Look through the data below for the string "Hides", and copy every line where it turns up.

Web page and app entries:
^^^^^^^^
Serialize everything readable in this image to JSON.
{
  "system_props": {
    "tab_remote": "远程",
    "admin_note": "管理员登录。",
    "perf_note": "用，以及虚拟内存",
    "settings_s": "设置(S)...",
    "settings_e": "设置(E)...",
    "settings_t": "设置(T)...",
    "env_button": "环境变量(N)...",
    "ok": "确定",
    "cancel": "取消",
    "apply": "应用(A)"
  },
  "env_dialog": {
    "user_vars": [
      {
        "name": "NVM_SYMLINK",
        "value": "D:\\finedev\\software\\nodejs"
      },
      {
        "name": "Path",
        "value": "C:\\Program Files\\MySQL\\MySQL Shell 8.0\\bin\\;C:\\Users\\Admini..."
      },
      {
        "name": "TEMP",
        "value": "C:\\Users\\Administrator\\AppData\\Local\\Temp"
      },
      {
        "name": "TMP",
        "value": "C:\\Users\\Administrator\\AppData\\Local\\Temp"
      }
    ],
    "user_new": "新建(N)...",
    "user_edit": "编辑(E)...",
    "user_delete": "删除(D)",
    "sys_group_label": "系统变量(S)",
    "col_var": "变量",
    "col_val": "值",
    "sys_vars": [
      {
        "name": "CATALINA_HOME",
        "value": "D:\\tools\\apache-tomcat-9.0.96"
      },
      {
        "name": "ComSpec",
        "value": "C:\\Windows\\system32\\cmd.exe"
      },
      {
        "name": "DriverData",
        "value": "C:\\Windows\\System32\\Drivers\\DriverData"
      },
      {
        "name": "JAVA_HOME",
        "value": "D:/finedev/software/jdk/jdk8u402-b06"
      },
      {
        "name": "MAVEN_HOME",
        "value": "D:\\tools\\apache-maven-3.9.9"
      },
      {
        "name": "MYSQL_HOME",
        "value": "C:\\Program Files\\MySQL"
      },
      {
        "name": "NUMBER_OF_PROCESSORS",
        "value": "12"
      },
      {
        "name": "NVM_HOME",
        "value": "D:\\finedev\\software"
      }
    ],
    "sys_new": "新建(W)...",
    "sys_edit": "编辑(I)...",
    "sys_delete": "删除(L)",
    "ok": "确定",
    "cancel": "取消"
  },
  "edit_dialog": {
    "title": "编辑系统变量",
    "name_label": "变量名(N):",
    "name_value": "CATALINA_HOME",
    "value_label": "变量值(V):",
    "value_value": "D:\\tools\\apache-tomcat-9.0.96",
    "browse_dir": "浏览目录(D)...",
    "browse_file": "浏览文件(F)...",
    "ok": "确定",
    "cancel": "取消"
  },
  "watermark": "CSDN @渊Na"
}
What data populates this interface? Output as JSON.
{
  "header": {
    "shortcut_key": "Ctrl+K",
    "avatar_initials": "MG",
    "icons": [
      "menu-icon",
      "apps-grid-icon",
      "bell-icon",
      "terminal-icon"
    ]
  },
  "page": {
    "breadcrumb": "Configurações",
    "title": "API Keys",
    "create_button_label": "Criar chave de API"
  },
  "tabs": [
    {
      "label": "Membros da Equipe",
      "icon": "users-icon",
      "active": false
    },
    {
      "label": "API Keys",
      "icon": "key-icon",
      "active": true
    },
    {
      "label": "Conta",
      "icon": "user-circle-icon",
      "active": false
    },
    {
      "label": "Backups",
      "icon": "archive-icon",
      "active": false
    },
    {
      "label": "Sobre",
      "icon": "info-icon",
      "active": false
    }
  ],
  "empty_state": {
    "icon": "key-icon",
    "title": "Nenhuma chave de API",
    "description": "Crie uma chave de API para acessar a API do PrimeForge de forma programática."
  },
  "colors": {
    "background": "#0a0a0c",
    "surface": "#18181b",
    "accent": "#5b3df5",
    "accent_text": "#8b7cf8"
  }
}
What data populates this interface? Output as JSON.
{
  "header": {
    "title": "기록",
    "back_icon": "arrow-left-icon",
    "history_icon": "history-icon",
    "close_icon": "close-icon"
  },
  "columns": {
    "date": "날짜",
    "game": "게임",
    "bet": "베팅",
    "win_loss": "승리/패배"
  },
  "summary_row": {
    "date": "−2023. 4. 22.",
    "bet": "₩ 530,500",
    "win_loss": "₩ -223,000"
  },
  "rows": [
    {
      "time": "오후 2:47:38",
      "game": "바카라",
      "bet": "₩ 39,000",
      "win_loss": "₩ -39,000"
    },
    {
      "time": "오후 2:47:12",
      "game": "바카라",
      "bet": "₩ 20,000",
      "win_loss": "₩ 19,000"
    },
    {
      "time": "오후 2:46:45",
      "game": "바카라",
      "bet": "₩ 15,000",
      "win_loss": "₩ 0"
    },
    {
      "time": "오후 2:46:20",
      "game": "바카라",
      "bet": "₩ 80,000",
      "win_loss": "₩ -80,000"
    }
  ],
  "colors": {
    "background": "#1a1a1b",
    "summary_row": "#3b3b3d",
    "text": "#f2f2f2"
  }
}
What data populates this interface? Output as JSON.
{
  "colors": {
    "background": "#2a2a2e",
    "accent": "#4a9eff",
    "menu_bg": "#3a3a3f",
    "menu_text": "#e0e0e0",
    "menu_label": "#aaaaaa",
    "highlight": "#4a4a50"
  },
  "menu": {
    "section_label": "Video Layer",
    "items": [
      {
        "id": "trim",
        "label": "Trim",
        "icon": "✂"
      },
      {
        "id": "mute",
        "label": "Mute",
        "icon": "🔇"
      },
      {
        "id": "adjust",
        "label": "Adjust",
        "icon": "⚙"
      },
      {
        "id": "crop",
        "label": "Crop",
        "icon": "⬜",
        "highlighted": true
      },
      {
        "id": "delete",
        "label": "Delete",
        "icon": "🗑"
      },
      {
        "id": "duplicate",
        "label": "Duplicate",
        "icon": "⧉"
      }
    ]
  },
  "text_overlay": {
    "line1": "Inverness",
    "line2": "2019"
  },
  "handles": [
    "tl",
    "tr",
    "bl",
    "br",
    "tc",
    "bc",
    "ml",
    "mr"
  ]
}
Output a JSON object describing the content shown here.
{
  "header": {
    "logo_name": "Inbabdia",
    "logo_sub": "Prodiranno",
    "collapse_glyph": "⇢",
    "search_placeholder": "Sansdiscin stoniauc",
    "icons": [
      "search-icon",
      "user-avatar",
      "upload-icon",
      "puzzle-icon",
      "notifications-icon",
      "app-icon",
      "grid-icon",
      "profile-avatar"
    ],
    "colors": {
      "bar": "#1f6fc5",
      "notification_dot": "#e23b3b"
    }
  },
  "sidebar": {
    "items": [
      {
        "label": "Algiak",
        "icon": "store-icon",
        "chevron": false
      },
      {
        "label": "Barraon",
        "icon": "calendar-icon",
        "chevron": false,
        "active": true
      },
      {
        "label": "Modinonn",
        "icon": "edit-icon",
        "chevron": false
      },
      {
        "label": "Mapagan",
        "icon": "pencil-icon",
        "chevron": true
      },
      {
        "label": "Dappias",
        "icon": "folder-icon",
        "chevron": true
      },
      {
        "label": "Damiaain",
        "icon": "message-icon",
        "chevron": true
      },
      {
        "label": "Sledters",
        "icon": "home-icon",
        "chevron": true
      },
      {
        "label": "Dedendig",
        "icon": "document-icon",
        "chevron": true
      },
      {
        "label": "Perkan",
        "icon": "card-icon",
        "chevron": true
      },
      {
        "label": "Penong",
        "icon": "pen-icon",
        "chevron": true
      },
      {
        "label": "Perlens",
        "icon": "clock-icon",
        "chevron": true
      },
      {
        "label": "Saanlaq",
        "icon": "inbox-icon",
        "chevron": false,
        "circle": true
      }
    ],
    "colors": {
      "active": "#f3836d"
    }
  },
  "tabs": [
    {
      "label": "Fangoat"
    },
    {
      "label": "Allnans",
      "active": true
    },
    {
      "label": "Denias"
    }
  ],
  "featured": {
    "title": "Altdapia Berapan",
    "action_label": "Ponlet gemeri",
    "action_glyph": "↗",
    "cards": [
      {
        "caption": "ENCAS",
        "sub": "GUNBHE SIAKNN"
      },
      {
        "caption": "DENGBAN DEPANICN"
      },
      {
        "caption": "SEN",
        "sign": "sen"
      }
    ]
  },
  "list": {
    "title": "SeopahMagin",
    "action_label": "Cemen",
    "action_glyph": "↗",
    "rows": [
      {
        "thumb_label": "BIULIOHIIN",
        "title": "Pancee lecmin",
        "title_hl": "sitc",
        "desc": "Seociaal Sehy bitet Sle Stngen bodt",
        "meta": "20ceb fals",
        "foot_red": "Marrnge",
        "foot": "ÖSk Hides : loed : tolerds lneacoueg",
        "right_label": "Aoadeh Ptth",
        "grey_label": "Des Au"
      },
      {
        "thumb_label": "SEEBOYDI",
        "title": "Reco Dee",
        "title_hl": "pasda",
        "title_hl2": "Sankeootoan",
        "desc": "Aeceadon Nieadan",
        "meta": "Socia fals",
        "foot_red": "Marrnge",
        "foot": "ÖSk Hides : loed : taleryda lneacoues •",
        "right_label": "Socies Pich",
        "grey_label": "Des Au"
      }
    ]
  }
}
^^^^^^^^
* **TASK OUTPUT**
        "foot": "ÖSk Hides : loed : tolerds lneacoueg",
        "foot": "ÖSk Hides : loed : taleryda lneacoues •",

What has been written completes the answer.